What is expected: The records below need retyping in full; give them again exactly.

(Stored data entries)
**********
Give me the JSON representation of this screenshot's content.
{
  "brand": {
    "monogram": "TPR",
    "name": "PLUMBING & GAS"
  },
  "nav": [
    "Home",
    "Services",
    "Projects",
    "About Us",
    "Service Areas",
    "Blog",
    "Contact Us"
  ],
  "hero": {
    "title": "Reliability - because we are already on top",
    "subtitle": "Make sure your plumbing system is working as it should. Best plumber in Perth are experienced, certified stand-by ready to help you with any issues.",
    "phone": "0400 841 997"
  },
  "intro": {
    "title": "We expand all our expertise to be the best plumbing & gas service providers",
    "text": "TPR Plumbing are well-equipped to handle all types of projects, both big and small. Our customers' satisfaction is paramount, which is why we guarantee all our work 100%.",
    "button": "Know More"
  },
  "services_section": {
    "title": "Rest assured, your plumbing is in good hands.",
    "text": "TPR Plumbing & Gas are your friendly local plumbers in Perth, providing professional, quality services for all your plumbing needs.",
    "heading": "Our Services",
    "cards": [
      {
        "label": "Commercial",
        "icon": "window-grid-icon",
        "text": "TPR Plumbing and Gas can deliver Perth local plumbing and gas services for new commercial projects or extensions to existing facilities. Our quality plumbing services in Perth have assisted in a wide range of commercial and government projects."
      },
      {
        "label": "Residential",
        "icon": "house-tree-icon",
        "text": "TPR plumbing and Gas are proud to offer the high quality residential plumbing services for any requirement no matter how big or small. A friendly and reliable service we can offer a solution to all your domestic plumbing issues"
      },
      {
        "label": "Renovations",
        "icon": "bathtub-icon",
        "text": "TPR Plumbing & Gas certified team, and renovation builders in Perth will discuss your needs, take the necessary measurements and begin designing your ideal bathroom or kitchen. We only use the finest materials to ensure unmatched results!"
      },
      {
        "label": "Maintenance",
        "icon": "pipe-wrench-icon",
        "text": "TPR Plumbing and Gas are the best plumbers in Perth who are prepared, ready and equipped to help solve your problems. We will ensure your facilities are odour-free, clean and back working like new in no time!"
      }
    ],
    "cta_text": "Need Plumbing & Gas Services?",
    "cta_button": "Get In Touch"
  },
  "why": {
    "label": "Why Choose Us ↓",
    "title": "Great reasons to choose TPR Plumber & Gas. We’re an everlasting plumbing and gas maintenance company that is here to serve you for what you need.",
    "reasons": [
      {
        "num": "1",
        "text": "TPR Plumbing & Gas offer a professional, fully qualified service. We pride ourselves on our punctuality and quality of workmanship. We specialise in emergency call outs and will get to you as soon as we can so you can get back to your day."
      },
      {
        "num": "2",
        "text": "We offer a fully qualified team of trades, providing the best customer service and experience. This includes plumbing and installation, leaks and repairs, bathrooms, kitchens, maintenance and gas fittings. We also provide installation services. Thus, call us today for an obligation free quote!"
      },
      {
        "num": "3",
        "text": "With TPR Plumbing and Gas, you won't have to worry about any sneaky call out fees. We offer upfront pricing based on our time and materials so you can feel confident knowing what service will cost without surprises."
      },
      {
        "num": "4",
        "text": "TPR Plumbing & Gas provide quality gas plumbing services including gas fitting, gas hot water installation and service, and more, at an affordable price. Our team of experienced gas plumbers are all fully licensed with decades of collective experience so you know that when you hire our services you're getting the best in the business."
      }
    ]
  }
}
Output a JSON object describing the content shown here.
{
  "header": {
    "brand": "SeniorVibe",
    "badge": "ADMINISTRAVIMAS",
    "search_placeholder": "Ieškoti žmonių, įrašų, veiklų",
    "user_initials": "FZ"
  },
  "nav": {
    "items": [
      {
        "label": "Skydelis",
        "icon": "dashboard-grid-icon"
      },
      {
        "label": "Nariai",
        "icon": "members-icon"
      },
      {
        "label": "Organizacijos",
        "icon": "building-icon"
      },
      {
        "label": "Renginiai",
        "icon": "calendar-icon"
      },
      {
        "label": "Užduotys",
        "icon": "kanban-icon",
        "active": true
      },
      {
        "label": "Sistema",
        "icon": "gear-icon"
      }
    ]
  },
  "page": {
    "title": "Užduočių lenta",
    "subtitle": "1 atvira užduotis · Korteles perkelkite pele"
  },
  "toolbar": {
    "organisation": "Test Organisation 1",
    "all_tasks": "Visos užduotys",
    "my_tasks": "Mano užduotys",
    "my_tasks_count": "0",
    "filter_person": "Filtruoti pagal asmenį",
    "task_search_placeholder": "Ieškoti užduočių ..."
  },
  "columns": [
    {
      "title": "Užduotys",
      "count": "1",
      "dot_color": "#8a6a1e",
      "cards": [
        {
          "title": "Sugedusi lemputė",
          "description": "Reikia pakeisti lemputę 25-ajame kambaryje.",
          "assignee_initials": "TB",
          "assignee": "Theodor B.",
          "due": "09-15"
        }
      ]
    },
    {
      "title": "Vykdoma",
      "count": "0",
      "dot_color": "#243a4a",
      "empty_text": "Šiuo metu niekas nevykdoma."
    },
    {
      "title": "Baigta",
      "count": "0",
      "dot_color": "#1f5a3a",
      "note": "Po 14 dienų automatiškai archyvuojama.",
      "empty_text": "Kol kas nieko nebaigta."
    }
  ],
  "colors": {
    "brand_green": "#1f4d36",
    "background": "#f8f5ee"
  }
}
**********
Answer to the exercise:
Give me the JSON representation of this screenshot's content.
{
  "brand": {
    "monogram": "TPR",
    "name": "PLUMBING & GAS"
  },
  "nav": [
    "Home",
    "Services",
    "Projects",
    "About Us",
    "Service Areas",
    "Blog",
    "Contact Us"
  ],
  "hero": {
    "title": "Reliability - because we are already on top",
    "subtitle": "Make sure your plumbing system is working as it should. Best plumber in Perth are experienced, certified stand-by ready to help you with any issues.",
    "phone": "0400 841 997"
  },
  "intro": {
    "title": "We expand all our expertise to be the best plumbing & gas service providers",
    "text": "TPR Plumbing are well-equipped to handle all types of projects, both big and small. Our customers' satisfaction is paramount, which is why we guarantee all our work 100%.",
    "button": "Know More"
  },
  "services_section": {
    "title": "Rest assured, your plumbing is in good hands.",
    "text": "TPR Plumbing & Gas are your friendly local plumbers in Perth, providing professional, quality services for all your plumbing needs.",
    "heading": "Our Services",
    "cards": [
      {
        "label": "Commercial",
        "icon": "window-grid-icon",
        "text": "TPR Plumbing and Gas can deliver Perth local plumbing and gas services for new commercial projects or extensions to existing facilities. Our quality plumbing services in Perth have assisted in a wide range of commercial and government projects."
      },
      {
        "label": "Residential",
        "icon": "house-tree-icon",
        "text": "TPR plumbing and Gas are proud to offer the high quality residential plumbing services for any requirement no matter how big or small. A friendly and reliable service we can offer a solution to all your domestic plumbing issues"
      },
      {
        "label": "Renovations",
        "icon": "bathtub-icon",
        "text": "TPR Plumbing & Gas certified team, and renovation builders in Perth will discuss your needs, take the necessary measurements and begin designing your ideal bathroom or kitchen. We only use the finest materials to ensure unmatched results!"
      },
      {
        "label": "Maintenance",
        "icon": "pipe-wrench-icon",
        "text": "TPR Plumbing and Gas are the best plumbers in Perth who are prepared, ready and equipped to help solve your problems. We will ensure your facilities are odour-free, clean and back working like new in no time!"
      }
    ],
    "cta_text": "Need Plumbing & Gas Services?",
    "cta_button": "Get In Touch"
  },
  "why": {
    "label": "Why Choose Us ↓",
    "title": "Great reasons to choose TPR Plumber & Gas. We’re an everlasting plumbing and gas maintenance company that is here to serve you for what you need.",
    "reasons": [
      {
        "num": "1",
        "text": "TPR Plumbing & Gas offer a professional, fully qualified service. We pride ourselves on our punctuality and quality of workmanship. We specialise in emergency call outs and will get to you as soon as we can so you can get back to your day."
      },
      {
        "num": "2",
        "text": "We offer a fully qualified team of trades, providing the best customer service and experience. This includes plumbing and installation, leaks and repairs, bathrooms, kitchens, maintenance and gas fittings. We also provide installation services. Thus, call us today for an obligation free quote!"
      },
      {
        "num": "3",
        "text": "With TPR Plumbing and Gas, you won't have to worry about any sneaky call out fees. We offer upfront pricing based on our time and materials so you can feel confident knowing what service will cost without surprises."
      },
      {
        "num": "4",
        "text": "TPR Plumbing & Gas provide quality gas plumbing services including gas fitting, gas hot water installation and service, and more, at an affordable price. Our team of experienced gas plumbers are all fully licensed with decades of collective experience so you know that when you hire our services you're getting the best in the business."
      }
    ]
  }
}
Output a JSON object describing the content shown here.
{
  "header": {
    "brand": "SeniorVibe",
    "badge": "ADMINISTRAVIMAS",
    "search_placeholder": "Ieškoti žmonių, įrašų, veiklų",
    "user_initials": "FZ"
  },
  "nav": {
    "items": [
      {
        "label": "Skydelis",
        "icon": "dashboard-grid-icon"
      },
      {
        "label": "Nariai",
        "icon": "members-icon"
      },
      {
        "label": "Organizacijos",
        "icon": "building-icon"
      },
      {
        "label": "Renginiai",
        "icon": "calendar-icon"
      },
      {
        "label": "Užduotys",
        "icon": "kanban-icon",
        "active": true
      },
      {
        "label": "Sistema",
        "icon": "gear-icon"
      }
    ]
  },
  "page": {
    "title": "Užduočių lenta",
    "subtitle": "1 atvira užduotis · Korteles perkelkite pele"
  },
  "toolbar": {
    "organisation": "Test Organisation 1",
    "all_tasks": "Visos užduotys",
    "my_tasks": "Mano užduotys",
    "my_tasks_count": "0",
    "filter_person": "Filtruoti pagal asmenį",
    "task_search_placeholder": "Ieškoti užduočių ..."
  },
  "columns": [
    {
      "title": "Užduotys",
      "count": "1",
      "dot_color": "#8a6a1e",
      "cards": [
        {
          "title": "Sugedusi lemputė",
          "description": "Reikia pakeisti lemputę 25-ajame kambaryje.",
          "assignee_initials": "TB",
          "assignee": "Theodor B.",
          "due": "09-15"
        }
      ]
    },
    {
      "title": "Vykdoma",
      "count": "0",
      "dot_color": "#243a4a",
      "empty_text": "Šiuo metu niekas nevykdoma."
    },
    {
      "title": "Baigta",
      "count": "0",
      "dot_color": "#1f5a3a",
      "note": "Po 14 dienų automatiškai archyvuojama.",
      "empty_text": "Kol kas nieko nebaigta."
    }
  ],
  "colors": {
    "brand_green": "#1f4d36",
    "background": "#f8f5ee"
  }
}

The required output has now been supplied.